To do:
Report the number of lines in the data below that hold "text", without any other words.

Records excerpted from a collection:
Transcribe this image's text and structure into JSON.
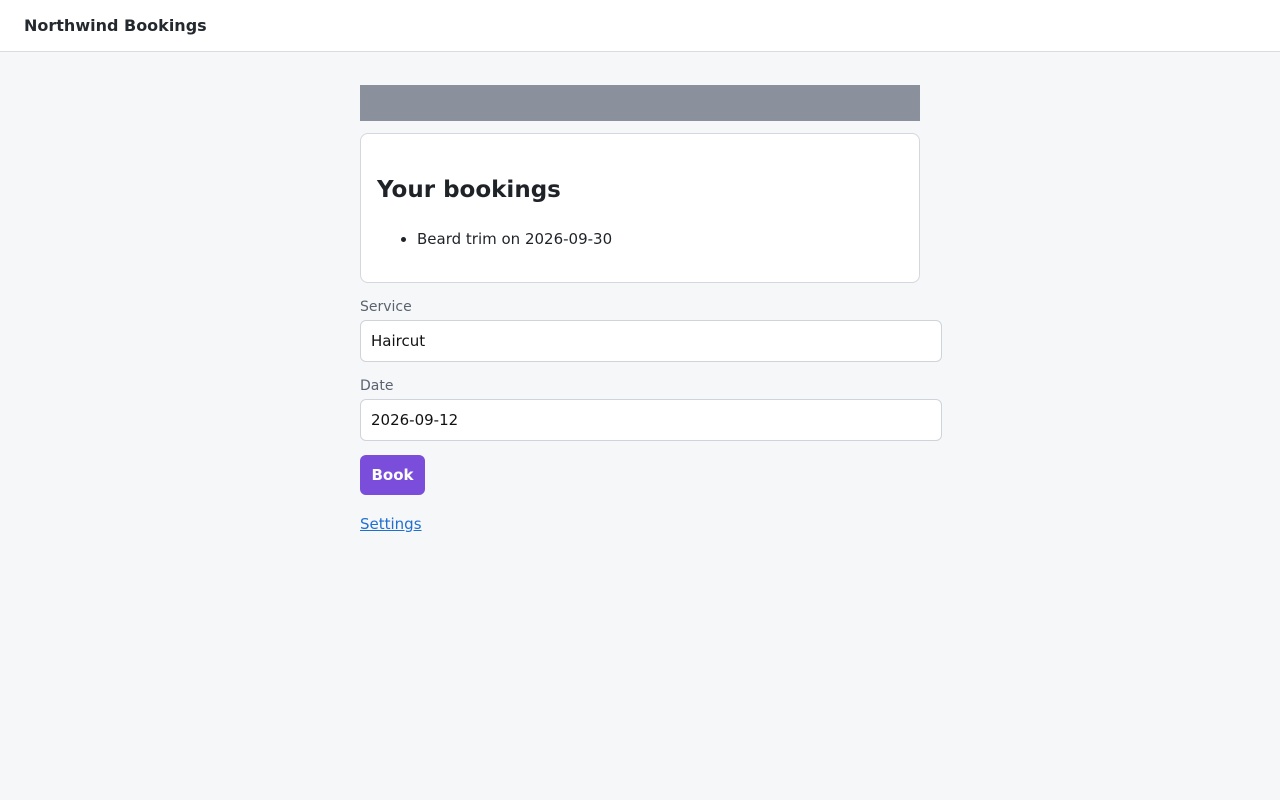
{
  "header": {
    "brand": "Northwind Bookings"
  },
  "bookings_card": {
    "title": "Your bookings",
    "items": [
      {
        "label": "Beard trim on 2026-09-30"
      }
    ]
  },
  "form": {
    "service": {
      "label": "Service",
      "value": "Haircut"
    },
    "date": {
      "label": "Date",
      "value": "2026-09-12"
    },
    "submit_label": "Book"
  },
  "links": {
    "settings": "Settings"
  },
  "colors": {
    "accent": "#7b4ddb",
    "link": "#1f6fd1",
    "banner": "#8a919c",
    "background": "#f6f7f9"
  }
}
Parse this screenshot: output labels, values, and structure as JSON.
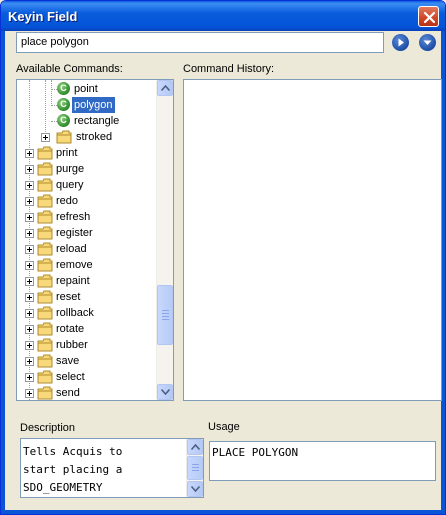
{
  "window": {
    "title": "Keyin Field",
    "close_label": "close"
  },
  "keyin": {
    "value": "place polygon"
  },
  "labels": {
    "available_commands": "Available Commands:",
    "command_history": "Command History:",
    "description": "Description",
    "usage": "Usage"
  },
  "tree": {
    "leaf_items": [
      {
        "label": "point",
        "icon": "command-icon"
      },
      {
        "label": "polygon",
        "icon": "command-icon",
        "selected": true
      },
      {
        "label": "rectangle",
        "icon": "command-icon"
      }
    ],
    "sub_folder": {
      "label": "stroked",
      "icon": "folder-icon"
    },
    "folders": [
      {
        "label": "print"
      },
      {
        "label": "purge"
      },
      {
        "label": "query"
      },
      {
        "label": "redo"
      },
      {
        "label": "refresh"
      },
      {
        "label": "register"
      },
      {
        "label": "reload"
      },
      {
        "label": "remove"
      },
      {
        "label": "repaint"
      },
      {
        "label": "reset"
      },
      {
        "label": "rollback"
      },
      {
        "label": "rotate"
      },
      {
        "label": "rubber"
      },
      {
        "label": "save"
      },
      {
        "label": "select"
      },
      {
        "label": "send"
      }
    ],
    "command_icon_letter": "C"
  },
  "description": {
    "text": "Tells Acquis to\nstart placing a\nSDO_GEOMETRY"
  },
  "usage": {
    "text": "PLACE POLYGON"
  }
}
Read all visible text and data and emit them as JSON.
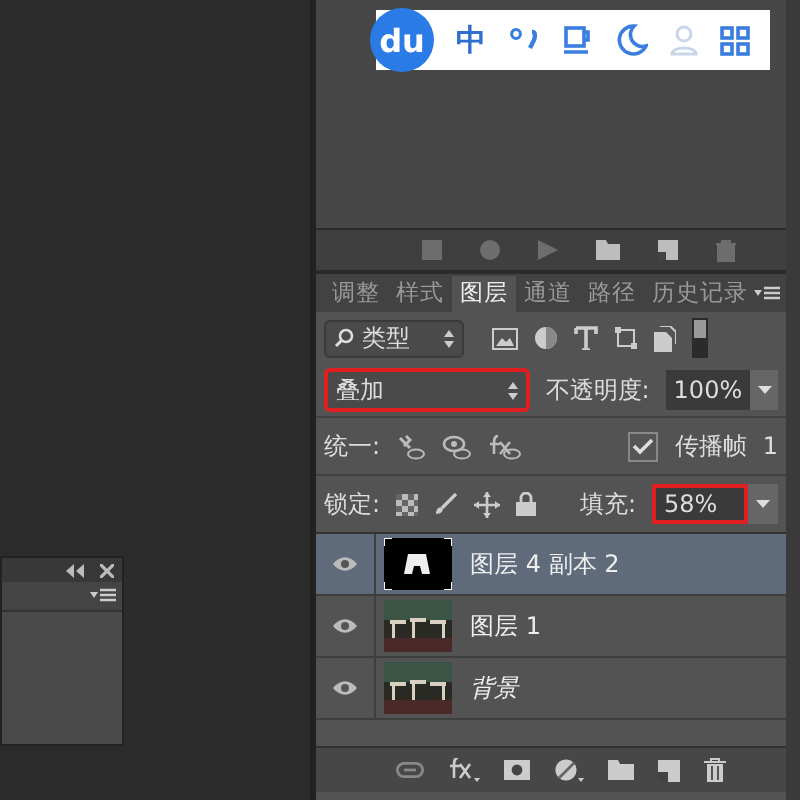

Your response:
4